The despotic and wholly illegal conduct which Richard had thus held in ecclesiastical matters he soon extended to every part of his administration; and the rest of his wicked, weak, and unhappy reign presented the usual appearances that mark the ac1 "All persons notoriously suspected of Lollardy and other heresy." —Rym., vii. 806.
tions of feeble but unprincipled men, in whom violence and timidity alternate with each other, when they do not, as so often happens, rule together with divided sway. It was a succession of acts for some years rash and cruel, for some months dastardly and mean; but neither when he was occupied with the destruction of his enemies, nor when, by a signal retribution, he was compelled to receive the law from them, had he any leisure to renew his attempts against the Lollards.

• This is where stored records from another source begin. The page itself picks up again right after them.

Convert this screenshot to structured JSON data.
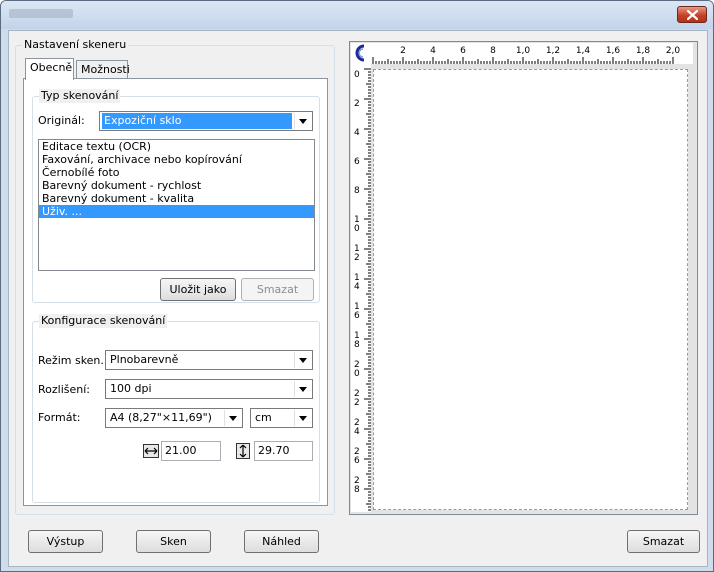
{
  "window": {
    "close_glyph": "close-icon"
  },
  "scanner_settings": {
    "legend": "Nastavení skeneru",
    "tabs": [
      {
        "label": "Obecně"
      },
      {
        "label": "Možnosti"
      }
    ],
    "scan_type": {
      "legend": "Typ skenování",
      "original_label": "Originál:",
      "original_value": "Expoziční sklo",
      "profiles": [
        {
          "label": "Editace textu (OCR)"
        },
        {
          "label": "Faxování, archivace nebo kopírování"
        },
        {
          "label": "Černobílé foto"
        },
        {
          "label": "Barevný dokument - rychlost"
        },
        {
          "label": "Barevný dokument - kvalita"
        },
        {
          "label": "Uživ. ..."
        }
      ],
      "selected_profile": "Uživ. ...",
      "save_as_label": "Uložit jako",
      "delete_label": "Smazat"
    },
    "scan_config": {
      "legend": "Konfigurace skenování",
      "mode_label": "Režim sken.:",
      "mode_value": "Plnobarevně",
      "resolution_label": "Rozlišení:",
      "resolution_value": "100 dpi",
      "format_label": "Formát:",
      "format_value": "A4 (8,27\"×11,69\")",
      "unit_value": "cm",
      "width_value": "21.00",
      "height_value": "29.70"
    }
  },
  "preview": {
    "ruler_h_labels": [
      "2",
      "4",
      "6",
      "8",
      "1,0",
      "1,2",
      "1,4",
      "1,6",
      "1,8",
      "2,0"
    ],
    "ruler_v_labels": [
      "0",
      "2",
      "4",
      "6",
      "8",
      "1 0",
      "1 2",
      "1 4",
      "1 6",
      "1 8",
      "2 0",
      "2 2",
      "2 4",
      "2 6",
      "2 8"
    ],
    "border_color": "#c8a000"
  },
  "footer": {
    "exit_label": "Výstup",
    "scan_label": "Sken",
    "preview_label": "Náhled",
    "clear_label": "Smazat"
  }
}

After Henry IV. had dethroned him, it was evidently a part of his policy to court the clergy by siding with them against their opponents, although his father, John of Gaunt, had been Wycliflfe's earliest protector, and he had himself formerly inclined to the new doctrines. But now the case was altered; and it is remarkable that even before he received the crown, and while the proceedings were all carried on in Richard's name, a proclamation, assented to by the House of Lords, was issued by Henry, in conjunction with his 21 March, partisan, the Primate, directing the seizure'
and imprisonment of all who should presume to preach against the mendicant friars.1 Yet the Lollards, against whose favourite topic of invective this ordinance was levelled, appear not to have been silenced by it. On the contrary, in the course of the next year, we find them launching out into abuse more bitter than ever, and propounding doctrines in 1 Rym. viii., 87.
more undisguised opposition to those of the church. Reformers addressing the fickle vulgar, ever enamoured of some exciting novelty, and regardless of the intrinsic value of any measure or any doctrine, are prone to stir up continually the zeal of their followers with fresh stimulants: so the Lol1402. lards added to the tenets undeniably sound which Wycliffe had preached, others that might seem exaggerated, some that were true, and some that were manifestly false. They denied the holiness of the seven sacraments, which he had always admitted; they deemed them to be mere dead symbols, and of no efficacy as used by the church; while, contrary to his tenets, they justly rejected altogether the doctrine of purgatory and of penance, confining the efficacy of penitence to sincere repentance and amendment of life, with faith in the promises. They were not satisfied with opposing the celibacy of the clergy, but must even require nuns and monks to marry, on pain of being damned, though they held marriage to be validly contracted by simple consent of the parties, without any intervention of the priest. They did not scruple to pronounce the church itself a synagogue of Satan, and ventured even to term the eucharist a watch-tower of Antichrist. Finally, after having, as we before saw, declared loudly against all saints' days and all holidays whatever, save the Lord's Day, they now struck that exception out of their creed, holding the Sabbath a mere Jewish ordinance, and that Christians are as